  while (Serial.available()) {
    char c = Serial.read();  //gets one byte from serial buffer
    readString += c; //makes the string readString
    delay(2);  //slow looping to allow buffer to fill with next character
  }

  if (readString.length() >0) {
    Serial.println(readString);  //so you can see the captured string 
    int n = readString.toInt();  //convert readString into a number

    // auto select appropriate value, copied from someone elses code.
    if(n >= 500)
    {
      Serial.print("writing Microseconds: ");
      Serial.println(n);
      myservo.writeMicroseconds(n);
    }
    else
    {   
      Serial.print("writing Angle: ");
      Serial.println(n);
      myservo.write(n);
    }

    readString=""; //empty for next input
  } 
}

zoomkat:
Q1) You should be able to control up to 12 servos from your Uno without a shield, but you will need to power the servos with an external power supply similar to below.

Bottom is some servo test code you can see the differene between servo write and servo writeMicroseconds (which is better for use with continuous rotation servos).

// zoomkat 10-22-11 serial servo test

// type servo position 0 to 180 in serial monitor
// or for writeMicroseconds, use a value like 1500
// for IDE 0022 and later
// Powering a servo from the arduino usually DOES NOT WORK.

String readString;
#include <Servo.h>
Servo myservo;  // create servo object to control a servo

void setup() {
  Serial.begin(9600);
  myservo.writeMicroseconds(1500); //set initial servo position if desired
  myservo.attach(7, 500, 2500);  //the pin for the servo control, and range if desired
  Serial.println(“servo-test-22-dual-input”); // so I can keep track of what is loaded
}

void loop() {
  while (Serial.available()) {
    char c = Serial.read();  //gets one byte from serial buffer
    readString += c; //makes the string readString
    delay(2);  //slow looping to allow buffer to fill with next character
  }

if (readString.length() >0) {
    Serial.println(readString);  //so you can see the captured string
    int n = readString.toInt();  //convert readString into a number

// auto select appropriate value, copied from someone elses code.
    if(n >= 500)
    {
      Serial.print("writing Microseconds: ");
      Serial.println(n);
      myservo.writeMicroseconds(n);
    }
    else
    {   
      Serial.print("writing Angle: ");
      Serial.println(n);
      myservo.write(n);
    }

readString=""; //empty for next input
  }
}

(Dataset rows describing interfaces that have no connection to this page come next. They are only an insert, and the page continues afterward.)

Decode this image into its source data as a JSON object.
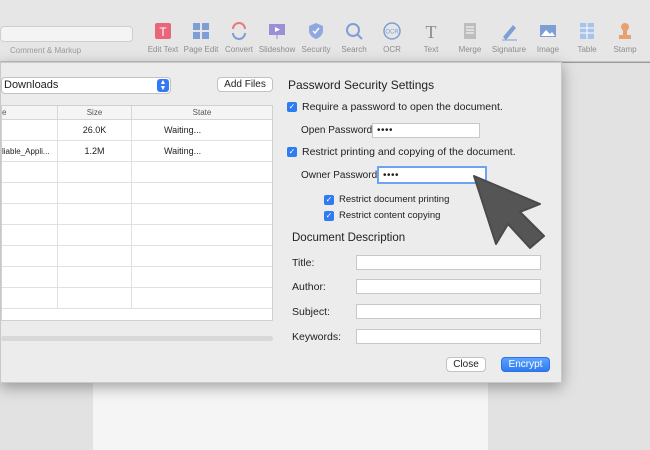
{
  "toolbar": {
    "comment_markup": "Comment & Markup",
    "items": [
      {
        "label": "Edit Text",
        "icon": "edit-text-icon"
      },
      {
        "label": "Page Edit",
        "icon": "page-edit-icon"
      },
      {
        "label": "Convert",
        "icon": "convert-icon"
      },
      {
        "label": "Slideshow",
        "icon": "slideshow-icon"
      },
      {
        "label": "Security",
        "icon": "security-icon"
      },
      {
        "label": "Search",
        "icon": "search-icon"
      },
      {
        "label": "OCR",
        "icon": "ocr-icon"
      },
      {
        "label": "Text",
        "icon": "text-icon"
      },
      {
        "label": "Merge",
        "icon": "merge-icon"
      },
      {
        "label": "Signature",
        "icon": "signature-icon"
      },
      {
        "label": "Image",
        "icon": "image-icon"
      },
      {
        "label": "Table",
        "icon": "table-icon"
      },
      {
        "label": "Stamp",
        "icon": "stamp-icon"
      }
    ]
  },
  "files": {
    "folder": "Downloads",
    "add_files": "Add Files",
    "columns": [
      "e",
      "Size",
      "State"
    ],
    "rows": [
      {
        "name": "",
        "size": "26.0K",
        "state": "Waiting..."
      },
      {
        "name": "liable_Appli...",
        "size": "1.2M",
        "state": "Waiting..."
      }
    ]
  },
  "security": {
    "title": "Password Security Settings",
    "require_open": "Require a password to open the document.",
    "open_password_label": "Open Password:",
    "open_password_value": "••••",
    "restrict": "Restrict printing and copying of the document.",
    "owner_password_label": "Owner Password:",
    "owner_password_value": "••••",
    "restrict_printing": "Restrict document printing",
    "restrict_copying": "Restrict content copying"
  },
  "description": {
    "title": "Document Description",
    "title_label": "Title:",
    "author_label": "Author:",
    "subject_label": "Subject:",
    "keywords_label": "Keywords:"
  },
  "buttons": {
    "close": "Close",
    "encrypt": "Encrypt"
  },
  "colors": {
    "accent": "#2f7bf0",
    "edit_text_icon": "#e8657a",
    "toolbar_icon": "#7d9fd6"
  }
}
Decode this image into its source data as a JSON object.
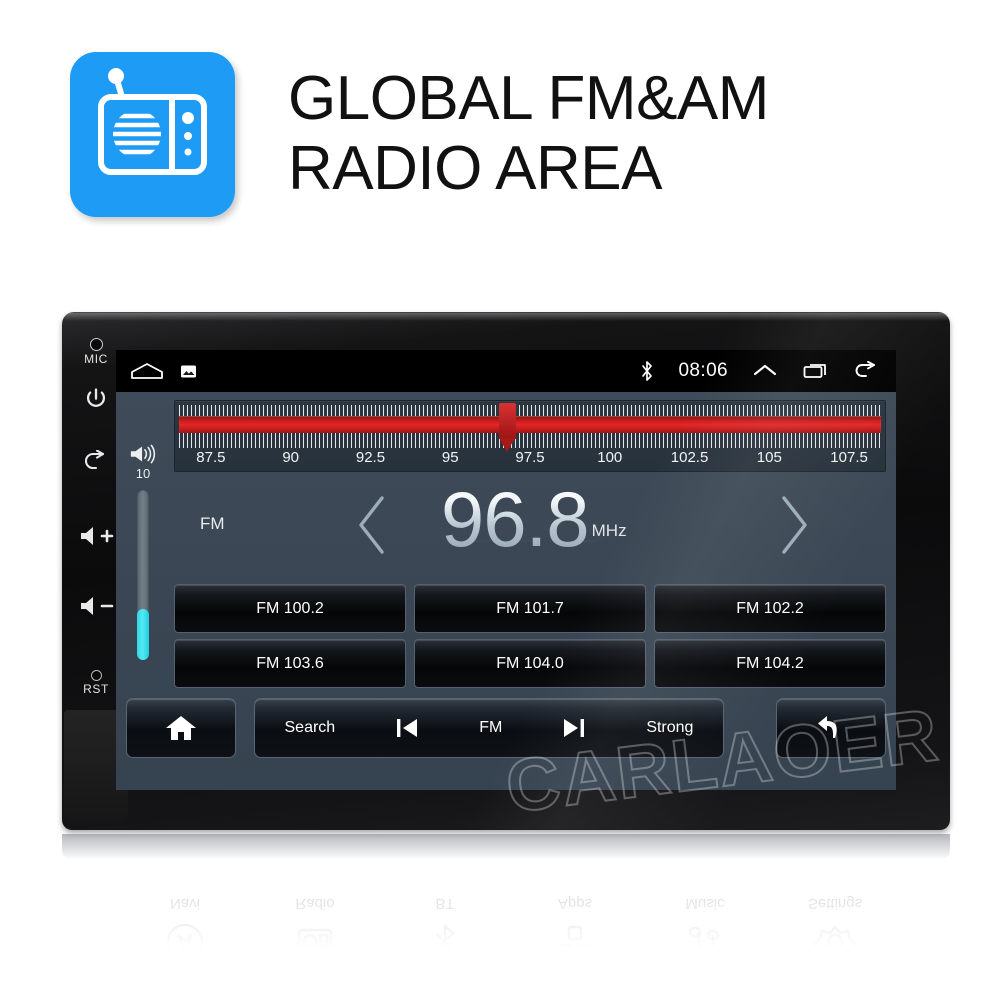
{
  "header": {
    "title_line1": "GLOBAL FM&AM",
    "title_line2": "RADIO AREA",
    "tile_color": "#1e9bf5",
    "tile_icon": "radio-icon"
  },
  "device": {
    "hard_keys": [
      {
        "name": "mic",
        "label": "MIC",
        "icon": "mic-hole-icon"
      },
      {
        "name": "power",
        "label": "",
        "icon": "power-icon"
      },
      {
        "name": "back",
        "label": "",
        "icon": "back-arrow-icon"
      },
      {
        "name": "volume-up",
        "label": "",
        "icon": "volume-up-icon"
      },
      {
        "name": "volume-down",
        "label": "",
        "icon": "volume-down-icon"
      },
      {
        "name": "reset",
        "label": "RST",
        "icon": "reset-hole-icon"
      }
    ]
  },
  "statusbar": {
    "home_icon": "home-icon",
    "screenshot_icon": "screenshot-icon",
    "bluetooth_icon": "bluetooth-icon",
    "clock": "08:06",
    "chevron_up_icon": "chevron-up-icon",
    "recents_icon": "recents-icon",
    "back_icon": "back-arrow-icon"
  },
  "volume": {
    "icon": "volume-icon",
    "level_label": "10",
    "level_percent": 30,
    "fill_color": "#2fd8e8"
  },
  "tuner": {
    "band_color": "#e62626",
    "pointer_color": "#a81818",
    "pointer_frequency": 96.8,
    "scale_min": 86.5,
    "scale_max": 108.5,
    "tick_labels": [
      "87.5",
      "90",
      "92.5",
      "95",
      "97.5",
      "100",
      "102.5",
      "105",
      "107.5"
    ],
    "tick_values": [
      87.5,
      90,
      92.5,
      95,
      97.5,
      100,
      102.5,
      105,
      107.5
    ]
  },
  "display": {
    "band": "FM",
    "frequency": "96.8",
    "unit": "MHz",
    "prev_icon": "chevron-left-icon",
    "next_icon": "chevron-right-icon"
  },
  "presets": [
    {
      "label": "FM 100.2"
    },
    {
      "label": "FM 101.7"
    },
    {
      "label": "FM 102.2"
    },
    {
      "label": "FM 103.6"
    },
    {
      "label": "FM 104.0"
    },
    {
      "label": "FM 104.2"
    }
  ],
  "bottom_bar": {
    "home_icon": "home-filled-icon",
    "search_label": "Search",
    "prev_icon": "skip-previous-icon",
    "band_label": "FM",
    "next_icon": "skip-next-icon",
    "strong_label": "Strong",
    "back_icon": "return-arrow-icon"
  },
  "watermark": {
    "text": "CARLAOER"
  },
  "reflection": {
    "items": [
      {
        "label": "Navi",
        "icon": "navi-icon"
      },
      {
        "label": "Radio",
        "icon": "radio-icon"
      },
      {
        "label": "BT",
        "icon": "bluetooth-icon"
      },
      {
        "label": "Apps",
        "icon": "apps-icon"
      },
      {
        "label": "Music",
        "icon": "music-icon"
      },
      {
        "label": "Settings",
        "icon": "settings-icon"
      }
    ]
  }
}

Brilliant … thanks for the help…looking at attempting to wire everything up this weekend and your support with the advice and code is much appreciated to a complete beginner… :slight_smile: